What is Ifá?
Ifá not only is the deepest form of divination in the religion, it is the highest expression of La Regla Lucumí and Yoruba. Contained within Ifá is the sum total of the knowledge and wisdom of the ancients, the sum total of existence, as well as the divine wisdom of Olodumare and the orishas. And every event in the universe and in our lives that has happened, is happening or will happen is contained within its scope.
Orunmila, as the deity of Ifá is most commonly known, is the secretary of Olodumare. Therefore the words of Ifá carry the full weight of Olodumare in person. Orunmila is the orisha of wisdom and his priests, called babalawos or "Father of Secrets" are the highest priests in the religion.
Orunmila is even privy to the secret of the creation of the universe as Olodumare allowed him to be a witness to creation, hence his title of Eleri Ipin or "Witness to Destiny in its Creation". He also bears witness every time one of us goes to the feet of Olodumare to choose the destiny that we will follow on earth.
The babalawo has two sets of tools to practice this divination: the opele or ocuele and the opón Ifá or Table of Ifá proper. The opele is a chain separated by 8 small disks. Of these two, the opele is most commonly used for seeing people with Ifá, the Table of Ifá usually being reserved for truly big things such as finding out a person's guardian orisha, the itá during the initiations of abo faca and kofá (see below), or when a person is in a situation beyond the facility of the opele.
When a person is seen with Ifá, one of 256 odus (see below for what this means) or signs will be seen to be accompanying the person. Each of these 256 odu has its own patakís or ancient histories, its own suyeres or prayers, and 16 paths which this odu can take. This adds up to a staggering 4,096 odus and paths that a babalawo must learn and memorize. Of course, no babalawo can learn it all as no babalawo can know as much as Orunmila himself, but all babalawos must devote themselves to learning prodigious amounts of knowledge pertaining to these odus. This is one of the reasons there are so few babalawos.
In Ifá there are two initiations: receiving kofá for women and abo faca for men, and making Ifá, the initiation where a person becomes initiated as a babalawo. Though the initiations of abo faca and kofá are similar there are differences between the two that cannot be gone into here, but essentially women are the seniors in Ifá until the man makes Ifá, if that is their calling. Only men can make Ifá, and they can not have ever been ridden or possessed by eggun or by an orisha. Gays also are not able to follow this particular path. Actually very few people are called to Ifá and of those very few actually become initiated as babalawos. One reason is the responsibilities and intensive learning involved as there is no such thing as a dilettante or part-time babalawo. Also, the initiation is very expensive and is a much harder one to pass through than that of making Ocha and even includes several severe beatings with sticks, which is the only part of the initiation that is public.
An Odu is the term we use for the letters or signs that come up when we perform divination. There are 256 odu. Each can be regarded as a living entity with a personality and certain attributes. Each odu is also a complex creature having a number of separate caminos or paths that it can take.

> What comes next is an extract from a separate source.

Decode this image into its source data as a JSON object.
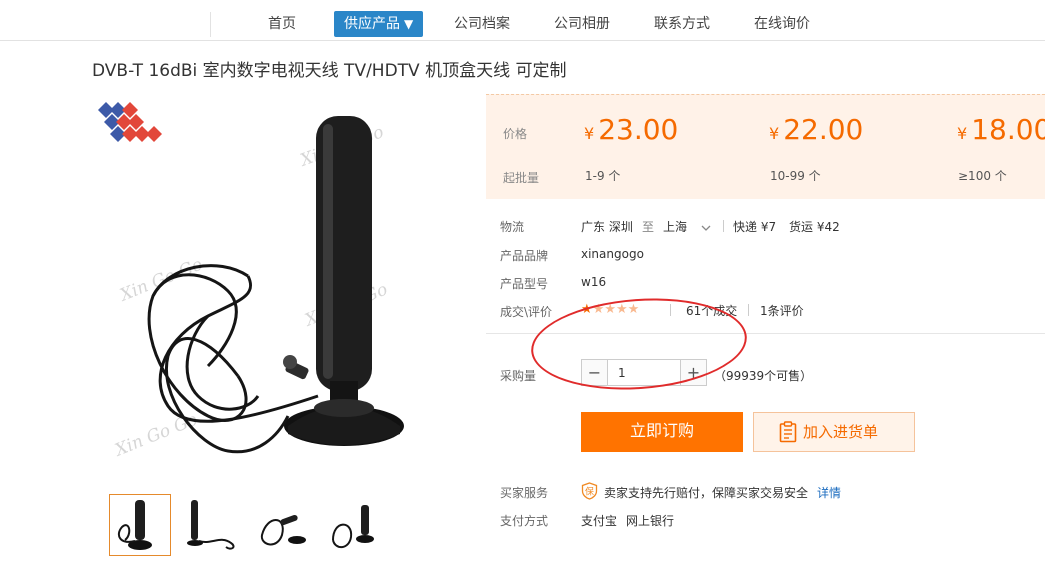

When a person is seen with Ifá, the first operation is to find which odu is accompanying the person at that time. This odu will define what path they are on, what sort of situations they are facing and what can be done for them to achieve balance and to improve their life.

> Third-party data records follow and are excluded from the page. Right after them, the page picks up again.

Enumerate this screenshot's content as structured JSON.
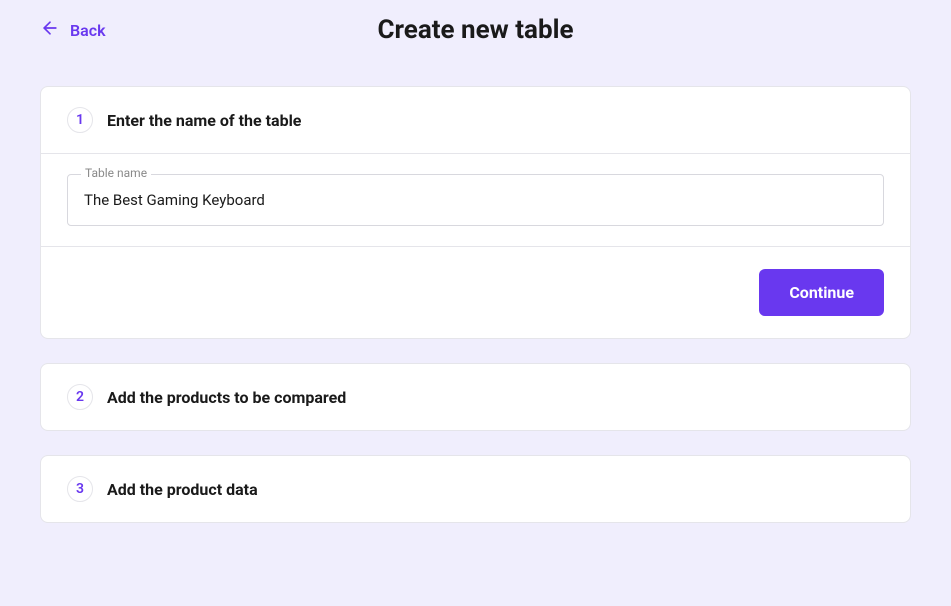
{
  "header": {
    "back_label": "Back",
    "page_title": "Create new table"
  },
  "steps": [
    {
      "number": "1",
      "title": "Enter the name of the table",
      "field_label": "Table name",
      "field_value": "The Best Gaming Keyboard",
      "continue_label": "Continue"
    },
    {
      "number": "2",
      "title": "Add the products to be compared"
    },
    {
      "number": "3",
      "title": "Add the product data"
    }
  ],
  "colors": {
    "accent": "#6938ef",
    "background": "#f0eefd"
  }
}
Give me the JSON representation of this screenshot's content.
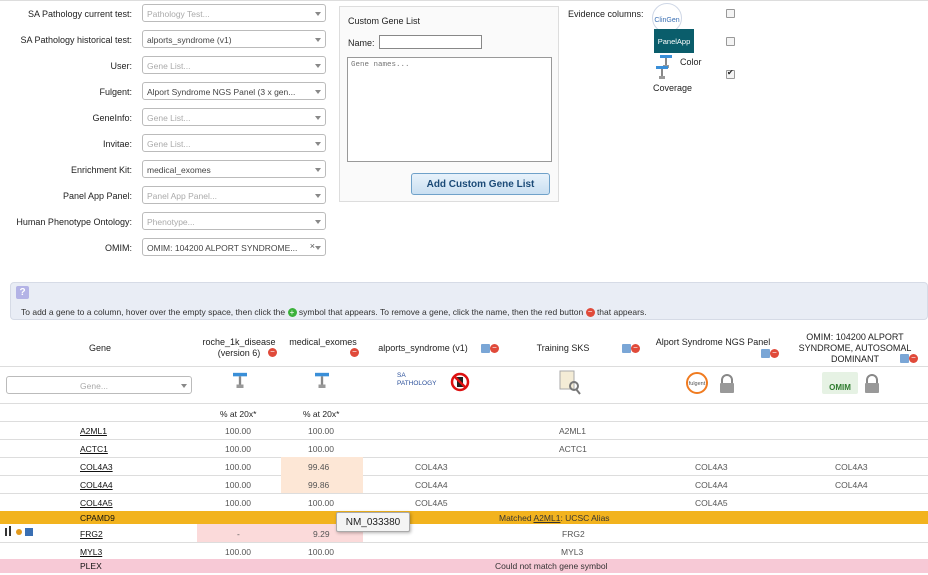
{
  "form": {
    "fields": [
      {
        "label": "SA Pathology current test:",
        "value": "Pathology Test...",
        "placeholder": true,
        "clear": false
      },
      {
        "label": "SA Pathology historical test:",
        "value": "alports_syndrome (v1)",
        "placeholder": false,
        "clear": false
      },
      {
        "label": "User:",
        "value": "Gene List...",
        "placeholder": true,
        "clear": false
      },
      {
        "label": "Fulgent:",
        "value": "Alport Syndrome NGS Panel (3 x gen...",
        "placeholder": false,
        "clear": false
      },
      {
        "label": "GeneInfo:",
        "value": "Gene List...",
        "placeholder": true,
        "clear": false
      },
      {
        "label": "Invitae:",
        "value": "Gene List...",
        "placeholder": true,
        "clear": false
      },
      {
        "label": "Enrichment Kit:",
        "value": "medical_exomes",
        "placeholder": false,
        "clear": false
      },
      {
        "label": "Panel App Panel:",
        "value": "Panel App Panel...",
        "placeholder": true,
        "clear": false
      },
      {
        "label": "Human Phenotype Ontology:",
        "value": "Phenotype...",
        "placeholder": true,
        "clear": false
      },
      {
        "label": "OMIM:",
        "value": "OMIM: 104200 ALPORT SYNDROME...",
        "placeholder": false,
        "clear": true
      }
    ]
  },
  "custom_gene_list": {
    "title": "Custom Gene List",
    "name_label": "Name:",
    "textarea_placeholder": "Gene names...",
    "add_button": "Add Custom Gene List"
  },
  "evidence": {
    "label": "Evidence columns:",
    "clingen_text": "ClinGen",
    "panelapp_text": "PanelApp",
    "color_label": "Color",
    "coverage_label": "Coverage"
  },
  "help": {
    "text_a": "To add a gene to a column, hover over the empty space, then click the",
    "text_b": "symbol that appears. To remove a gene, click the name, then the red button",
    "text_c": "that appears."
  },
  "table": {
    "headers": {
      "gene": "Gene",
      "roche": "roche_1k_disease (version 6)",
      "medical": "medical_exomes",
      "alports": "alports_syndrome (v1)",
      "training": "Training SKS",
      "fulgent": "Alport Syndrome NGS Panel",
      "omim": "OMIM: 104200 ALPORT SYNDROME, AUTOSOMAL DOMINANT"
    },
    "gene_select_placeholder": "Gene...",
    "sa_logo": "SA PATHOLOGY",
    "fulgent_logo": "fulgent",
    "omim_logo": "OMIM",
    "coverage_label_1": "% at 20x*",
    "coverage_label_2": "% at 20x*",
    "rows": [
      {
        "gene": "A2ML1",
        "roche": "100.00",
        "medical": "100.00",
        "alports": "",
        "training": "A2ML1",
        "fulgent": "",
        "omim": ""
      },
      {
        "gene": "ACTC1",
        "roche": "100.00",
        "medical": "100.00",
        "alports": "",
        "training": "ACTC1",
        "fulgent": "",
        "omim": ""
      },
      {
        "gene": "COL4A3",
        "roche": "100.00",
        "medical": "99.46",
        "alports": "COL4A3",
        "training": "",
        "fulgent": "COL4A3",
        "omim": "COL4A3"
      },
      {
        "gene": "COL4A4",
        "roche": "100.00",
        "medical": "99.86",
        "alports": "COL4A4",
        "training": "",
        "fulgent": "COL4A4",
        "omim": "COL4A4"
      },
      {
        "gene": "COL4A5",
        "roche": "100.00",
        "medical": "100.00",
        "alports": "COL4A5",
        "training": "",
        "fulgent": "COL4A5",
        "omim": ""
      }
    ],
    "cpamd9": {
      "gene": "CPAMD9",
      "msg_a": "Matched ",
      "msg_link": "A2ML1",
      "msg_b": ": UCSC Alias"
    },
    "frg2": {
      "gene": "FRG2",
      "roche": "-",
      "medical": "9.29",
      "training": "FRG2"
    },
    "myl3": {
      "gene": "MYL3",
      "roche": "100.00",
      "medical": "100.00",
      "training": "MYL3"
    },
    "plex": {
      "gene": "PLEX",
      "msg": "Could not match gene symbol"
    },
    "tooltip": "NM_033380"
  }
}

When an odu accompanies a person, the person takes on many of the attributes of the entity that is the odu. For instance, let's say a person comes to be seen with Ifá. It is found that the odu Ogundá-Sá accompanies her. She is told the patakí (legend or fable) for Ogundá-Sá. In this case she will be told that she is encountering or will encounter a situation where she will be tempted to fight with others over some 'prize' or 'out of principle'. She will also be advised not to be lured into a fight such as this and that she must instead find a solution that will be equitable to all involved. Otherwise she may be in danger of not only losing the 'prize' but that the fight could even lead to serious trouble. In fact, she could end up placing her life in danger. In this way, her life is likely to take one of the two paths described in this Odu. Ifá may tell her that she may need to make an ebbó or sacrifice to aid her in this crisis. For instance, she may be told that she needs have her head cleansed and strengthened in order to giver the clarity, tranquility and strength of character to meet the situation without losing her temper and finding herself in trouble.

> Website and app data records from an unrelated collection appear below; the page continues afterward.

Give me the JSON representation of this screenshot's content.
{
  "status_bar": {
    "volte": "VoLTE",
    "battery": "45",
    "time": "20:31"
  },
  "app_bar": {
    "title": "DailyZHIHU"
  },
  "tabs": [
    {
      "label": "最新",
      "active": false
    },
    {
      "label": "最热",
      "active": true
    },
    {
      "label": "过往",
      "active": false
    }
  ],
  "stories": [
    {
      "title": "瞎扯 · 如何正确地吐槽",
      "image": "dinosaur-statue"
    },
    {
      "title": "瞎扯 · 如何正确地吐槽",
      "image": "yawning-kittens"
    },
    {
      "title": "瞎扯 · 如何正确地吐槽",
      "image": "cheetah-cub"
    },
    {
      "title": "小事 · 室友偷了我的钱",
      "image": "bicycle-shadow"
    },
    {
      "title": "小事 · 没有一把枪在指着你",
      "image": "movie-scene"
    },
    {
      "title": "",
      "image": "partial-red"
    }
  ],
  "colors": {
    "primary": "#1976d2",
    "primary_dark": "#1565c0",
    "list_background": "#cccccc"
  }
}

When a person makes Ocha or Ifá (becomes initiated as a priest, priestess or babalawo), they are born with an odu. In other words, deep divination is done to ascertain what the person's odu is. The odu with which a person is given birth to in the religion accompanies them for life and defines how their life will unfold.
Iború Iboya Iboshishé!!!